Why We Need to Protect Bees
Threats to Bee Species
Actions You Can Take to Help Us Protect Bees
Just who was Madame Caroline Testout... evidence of the late Victorian rose found in the formal gardens at Gwrych today... an interesting trip into some of the origins of our well beloved English Roses.....
Madame Caroline Testout
Madame Caroline Testout was a late nineteenth century French couturiere from Grenoble, the proprietor of fashionable salons in London and in Paris. She regularly visited Lyons, where she purchased silks and that city happened to be an important centre for rose breeding. Hybrid Tea roses were at that time all the rage, breeders having at last been able to develop them successfully, and no rose nurseryman was more celebrated than ‘ The Wizard of Lyons’ Joseph Pernet-Ducher.
Mme Testout was obviously an astute businesswoman who understood the value of good publicity, and she went to see Perner-Ducher, asking if he could name of his new roses after her. He agreed, though not with her choice of seedling which he considered mediocre. The nursery’s reputation might suffer from producing a poor rose by the hundreds, but his customer stood firm and a deal was struck. The rose duly made its debut at the salon’s 1890 Spring fashion Show, bearing the name ‘ Madame Caroline Testout’ .
Although not strong on scent, it was an immediate success with Madame Testout’s well to do customers , and with the gardening public , for its abundant silky, rose-pink flowers. Only two years after the rose’s introduction the Royal Horticultural Society gave it an Award of Merit. Four years later the Reverend H J Pemberton, Vice President of the National Rose Society, and a successful rose breeder himself, declared ‘In my opinion it is one of the best, if not the very best, new rose of the last seven years’.
The new variety’s popularity spread to America , and it has been estimated that in the town of Portland, in Oregon , nearly half a million bushes of ‘Caroline Testout' were planted along the sidewalks. Not surprisingly, it was dubbed The Rose City.
In 1901 a climbing form of this rose appeared, and eventually became more popular than the bush rose, which is no longer commercially available.
Whether or not Caroline Testout’s dressmaking business flourished as a result of her namesake’s success is not actually recorded. And perhaps Madame Pernet-Ducher observed the rose’s popularity with mixed feelings. At any rate, only after giving ‘Caroline Testout’ to the world, her husband named one of his new roses ‘Madame Pernet-Ducher’. The semi-double flower of this rose was cream, edged with lemon, which sounds attractive. But alas, it caused not a ripple of interest, and in a few years sank without trace, as did many other new rose varieties. Life can be hard on the wives of rose breeders.
My father made the first Peace/C.N.D. badges ,
I was with him helping him chose which design to use.. as a child prodigy I started painting when I was very young, but have never really been commercial.. but now I want the world to see my art..Someone asked me if I had ever put the CND sign in one of my designs//I have once,,

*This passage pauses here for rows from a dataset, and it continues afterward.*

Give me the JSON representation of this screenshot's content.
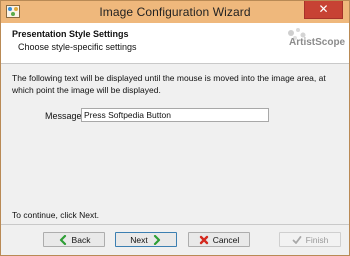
{
  "window": {
    "title": "Image Configuration Wizard",
    "close_glyph": "✕"
  },
  "header": {
    "title": "Presentation Style Settings",
    "subtitle": "Choose style-specific settings",
    "logo_text": "ArtistScope"
  },
  "content": {
    "description": "The following text will be displayed until the mouse is moved into the image area, at which point the image will be displayed.",
    "message_label": "Message:",
    "message_value": "Press Softpedia Button",
    "continue_text": "To continue, click Next."
  },
  "footer": {
    "back_label": "Back",
    "next_label": "Next",
    "cancel_label": "Cancel",
    "finish_label": "Finish"
  },
  "colors": {
    "titlebar": "#efb87c",
    "close": "#c74234",
    "arrow_green": "#2e9e35",
    "cancel_red": "#d42a20"
  },
  "icons": {
    "back": "back-arrow-icon",
    "next": "next-arrow-icon",
    "cancel": "cancel-x-icon",
    "finish": "finish-check-icon"
  }
}
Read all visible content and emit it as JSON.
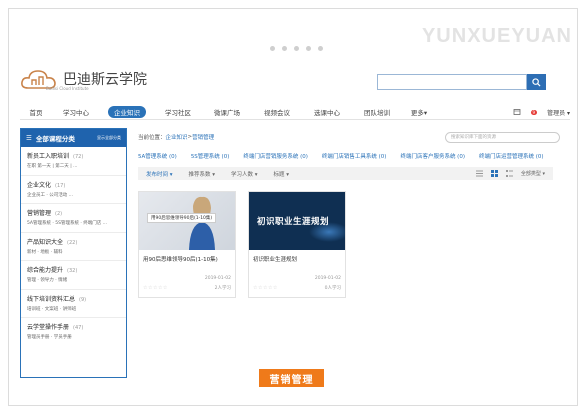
{
  "watermark": "YUNXUEYUAN",
  "logo": {
    "title": "巴迪斯云学院",
    "subtitle": "Badisi Cloud Institute"
  },
  "nav": {
    "items": [
      "首页",
      "学习中心",
      "企业知识",
      "学习社区",
      "微课广场",
      "视频会议",
      "选课中心",
      "团队培训",
      "更多"
    ],
    "active_index": 2,
    "more_arrow": "▾",
    "badge_count": "9",
    "user": "管理员 ▾"
  },
  "sidebar": {
    "title": "全部课程分类",
    "all_label": "显示全部分类",
    "categories": [
      {
        "name": "新员工入职培训",
        "count": "(72)",
        "sub": "在职  第一天 | 第二天 | ..."
      },
      {
        "name": "企业文化",
        "count": "(17)",
        "sub": "企业员工 · 公司活动 ..."
      },
      {
        "name": "营销管理",
        "count": "(2)",
        "sub": "5A管理系统 · 5S管理系统 · 终端门店 ..."
      },
      {
        "name": "产品知识大全",
        "count": "(22)",
        "sub": "新材 · 地板 · 辅料"
      },
      {
        "name": "综合能力提升",
        "count": "(32)",
        "sub": "管理 · 领导力 · 情绪"
      },
      {
        "name": "线下培训资料汇总",
        "count": "(9)",
        "sub": "培训班 · 文案班 · 讲师班"
      },
      {
        "name": "云学堂操作手册",
        "count": "(47)",
        "sub": "管理员手册 · 学员手册"
      }
    ]
  },
  "main": {
    "crumb_prefix": "当前位置：",
    "crumb_link": "企业知识",
    "crumb_sep": " > ",
    "crumb_current": "营销管理",
    "search_placeholder": "搜索知识库下面的资源",
    "tags": [
      "5A管理系统 (0)",
      "5S管理系统 (0)",
      "终端门店营销服务系统 (0)",
      "终端门店销售工具系统 (0)",
      "终端门店客户服务系统 (0)",
      "终端门店运营管理系统 (0)"
    ],
    "sort": [
      "发布时间 ▾",
      "推荐系数 ▾",
      "学习人数 ▾",
      "标题 ▾"
    ],
    "category_select": "全部类型 ▾",
    "courses": [
      {
        "thumb_label": "用90后思维领导90后(1-10集)",
        "title": "用90后思维领导90后(1-10集)",
        "date": "2019-01-02",
        "learners": "2人学习",
        "stars": "☆☆☆☆☆"
      },
      {
        "thumb_label": "初识职业生涯规划",
        "title": "初识职业生涯规划",
        "date": "2019-01-02",
        "learners": "0人学习",
        "stars": "☆☆☆☆☆"
      }
    ]
  },
  "caption": "营销管理",
  "colors": {
    "primary": "#2a72b8",
    "accent": "#ef7a1a"
  }
}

but I have a very different attitude to it than I think a lot of peope would expect,
My father was a real Purist,,
he loved simplicity, and black and white,
,. when the whole Peace movement developed,,

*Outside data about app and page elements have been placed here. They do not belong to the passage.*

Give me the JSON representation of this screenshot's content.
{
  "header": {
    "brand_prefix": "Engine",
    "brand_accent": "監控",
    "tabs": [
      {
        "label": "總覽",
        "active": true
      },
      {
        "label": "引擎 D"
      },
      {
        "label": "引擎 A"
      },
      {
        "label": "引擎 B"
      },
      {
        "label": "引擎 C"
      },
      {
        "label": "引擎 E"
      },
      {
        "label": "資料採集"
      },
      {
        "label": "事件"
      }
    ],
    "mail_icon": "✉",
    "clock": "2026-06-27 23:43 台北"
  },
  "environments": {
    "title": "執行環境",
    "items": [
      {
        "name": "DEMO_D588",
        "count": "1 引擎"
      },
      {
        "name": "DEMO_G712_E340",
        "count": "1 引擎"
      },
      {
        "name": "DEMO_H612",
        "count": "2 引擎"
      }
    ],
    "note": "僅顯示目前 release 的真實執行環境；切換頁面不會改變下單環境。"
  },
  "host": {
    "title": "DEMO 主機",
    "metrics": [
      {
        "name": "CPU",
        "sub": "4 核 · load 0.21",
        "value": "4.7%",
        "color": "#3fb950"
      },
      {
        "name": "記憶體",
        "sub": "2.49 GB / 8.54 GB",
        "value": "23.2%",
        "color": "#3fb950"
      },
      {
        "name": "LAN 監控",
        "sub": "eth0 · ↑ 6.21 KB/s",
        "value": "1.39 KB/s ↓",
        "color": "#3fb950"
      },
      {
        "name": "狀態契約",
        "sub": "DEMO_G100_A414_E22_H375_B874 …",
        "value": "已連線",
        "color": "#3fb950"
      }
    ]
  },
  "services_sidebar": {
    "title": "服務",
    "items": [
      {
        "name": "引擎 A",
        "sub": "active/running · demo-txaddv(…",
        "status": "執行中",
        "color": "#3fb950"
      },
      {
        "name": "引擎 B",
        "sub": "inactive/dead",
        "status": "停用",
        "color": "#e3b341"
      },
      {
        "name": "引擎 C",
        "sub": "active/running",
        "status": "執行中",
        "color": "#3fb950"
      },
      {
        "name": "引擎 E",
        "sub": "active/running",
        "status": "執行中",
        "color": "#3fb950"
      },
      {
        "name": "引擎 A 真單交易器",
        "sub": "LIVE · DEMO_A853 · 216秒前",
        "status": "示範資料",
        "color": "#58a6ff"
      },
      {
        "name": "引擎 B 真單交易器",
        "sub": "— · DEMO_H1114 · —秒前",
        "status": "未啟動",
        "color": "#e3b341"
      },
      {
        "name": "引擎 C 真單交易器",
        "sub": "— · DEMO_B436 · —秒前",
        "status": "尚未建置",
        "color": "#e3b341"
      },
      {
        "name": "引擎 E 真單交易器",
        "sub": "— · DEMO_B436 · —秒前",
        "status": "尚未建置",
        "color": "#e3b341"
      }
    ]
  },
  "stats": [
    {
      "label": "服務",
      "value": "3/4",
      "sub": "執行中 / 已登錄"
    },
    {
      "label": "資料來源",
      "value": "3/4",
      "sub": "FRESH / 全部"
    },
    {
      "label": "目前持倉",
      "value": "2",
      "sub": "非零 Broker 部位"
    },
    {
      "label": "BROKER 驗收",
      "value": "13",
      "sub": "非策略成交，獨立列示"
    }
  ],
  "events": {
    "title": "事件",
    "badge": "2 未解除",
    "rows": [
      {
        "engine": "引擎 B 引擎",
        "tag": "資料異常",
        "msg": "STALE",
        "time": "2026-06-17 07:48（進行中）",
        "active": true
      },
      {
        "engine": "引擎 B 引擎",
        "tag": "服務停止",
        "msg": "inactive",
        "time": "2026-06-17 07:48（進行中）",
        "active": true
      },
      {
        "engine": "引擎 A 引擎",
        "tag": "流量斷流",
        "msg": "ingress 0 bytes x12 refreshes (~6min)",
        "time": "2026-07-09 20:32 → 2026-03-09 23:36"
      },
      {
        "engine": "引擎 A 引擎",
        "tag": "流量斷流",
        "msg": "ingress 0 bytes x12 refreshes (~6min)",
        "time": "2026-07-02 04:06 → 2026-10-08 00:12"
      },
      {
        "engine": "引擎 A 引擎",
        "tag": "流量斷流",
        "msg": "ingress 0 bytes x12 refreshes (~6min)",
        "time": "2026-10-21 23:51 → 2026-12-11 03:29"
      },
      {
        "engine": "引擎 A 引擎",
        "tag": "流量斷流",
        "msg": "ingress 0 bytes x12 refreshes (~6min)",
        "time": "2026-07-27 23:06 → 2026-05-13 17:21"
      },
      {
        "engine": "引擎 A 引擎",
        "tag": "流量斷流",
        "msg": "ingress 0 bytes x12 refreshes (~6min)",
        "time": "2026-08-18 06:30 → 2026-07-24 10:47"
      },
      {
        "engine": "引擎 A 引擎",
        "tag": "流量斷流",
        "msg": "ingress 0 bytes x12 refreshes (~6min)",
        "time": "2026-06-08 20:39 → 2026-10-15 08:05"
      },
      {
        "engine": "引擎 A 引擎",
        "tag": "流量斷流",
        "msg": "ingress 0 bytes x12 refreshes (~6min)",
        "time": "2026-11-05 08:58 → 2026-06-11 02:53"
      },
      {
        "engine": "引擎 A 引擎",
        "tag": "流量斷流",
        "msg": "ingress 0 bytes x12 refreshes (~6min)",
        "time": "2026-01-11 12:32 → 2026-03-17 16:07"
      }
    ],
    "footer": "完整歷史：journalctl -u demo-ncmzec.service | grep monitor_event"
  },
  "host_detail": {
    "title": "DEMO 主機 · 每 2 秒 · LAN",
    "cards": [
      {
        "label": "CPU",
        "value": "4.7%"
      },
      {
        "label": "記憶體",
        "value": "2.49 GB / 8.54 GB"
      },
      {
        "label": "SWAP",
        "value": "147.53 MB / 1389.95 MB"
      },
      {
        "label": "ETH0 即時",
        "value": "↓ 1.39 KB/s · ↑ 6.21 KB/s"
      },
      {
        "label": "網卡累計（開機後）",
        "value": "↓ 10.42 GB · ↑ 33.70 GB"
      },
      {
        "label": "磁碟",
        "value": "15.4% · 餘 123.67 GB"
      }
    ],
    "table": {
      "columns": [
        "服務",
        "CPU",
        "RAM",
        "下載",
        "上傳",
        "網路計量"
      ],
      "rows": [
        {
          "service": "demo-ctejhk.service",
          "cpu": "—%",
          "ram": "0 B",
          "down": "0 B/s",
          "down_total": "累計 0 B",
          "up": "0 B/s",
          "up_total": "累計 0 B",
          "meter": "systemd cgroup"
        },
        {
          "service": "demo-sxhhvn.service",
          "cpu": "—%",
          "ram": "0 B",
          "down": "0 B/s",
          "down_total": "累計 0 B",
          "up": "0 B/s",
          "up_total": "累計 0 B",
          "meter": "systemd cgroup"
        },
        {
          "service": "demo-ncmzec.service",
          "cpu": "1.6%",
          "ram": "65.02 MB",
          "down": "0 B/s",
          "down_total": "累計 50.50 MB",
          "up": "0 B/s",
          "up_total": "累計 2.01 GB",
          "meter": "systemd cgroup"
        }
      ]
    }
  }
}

many years later, he absolutely winced at what was done to the sign
,, the embellishments of all kinds..
so I think I have copied him, we were extremely close,,
and I worshipped him..
he taught me to draw and paint ,, from when I was three,, and we used to sit together when he was making his pottery and talk about what he would do next.. and different designs etc. I have always felt the simplicity of the design is very beautiful,,, and enough in itself.. I'm glad the Peace movement have embraced the sign, and that people have made it their own.. the extraordinary popularity of the design is due to something I believe is quite sacred ... Gea Austen.
THE FILM ;THE SYMBOL OF PEACE'
|My father made the first Peace/C.N.D. badges , I was with him helping him chose which design to use.. as a child prodigy I started painting when I was very young, but have never really been commercial.. but now I want the world to see my art.. Gea Austen vimeo.com/53623449|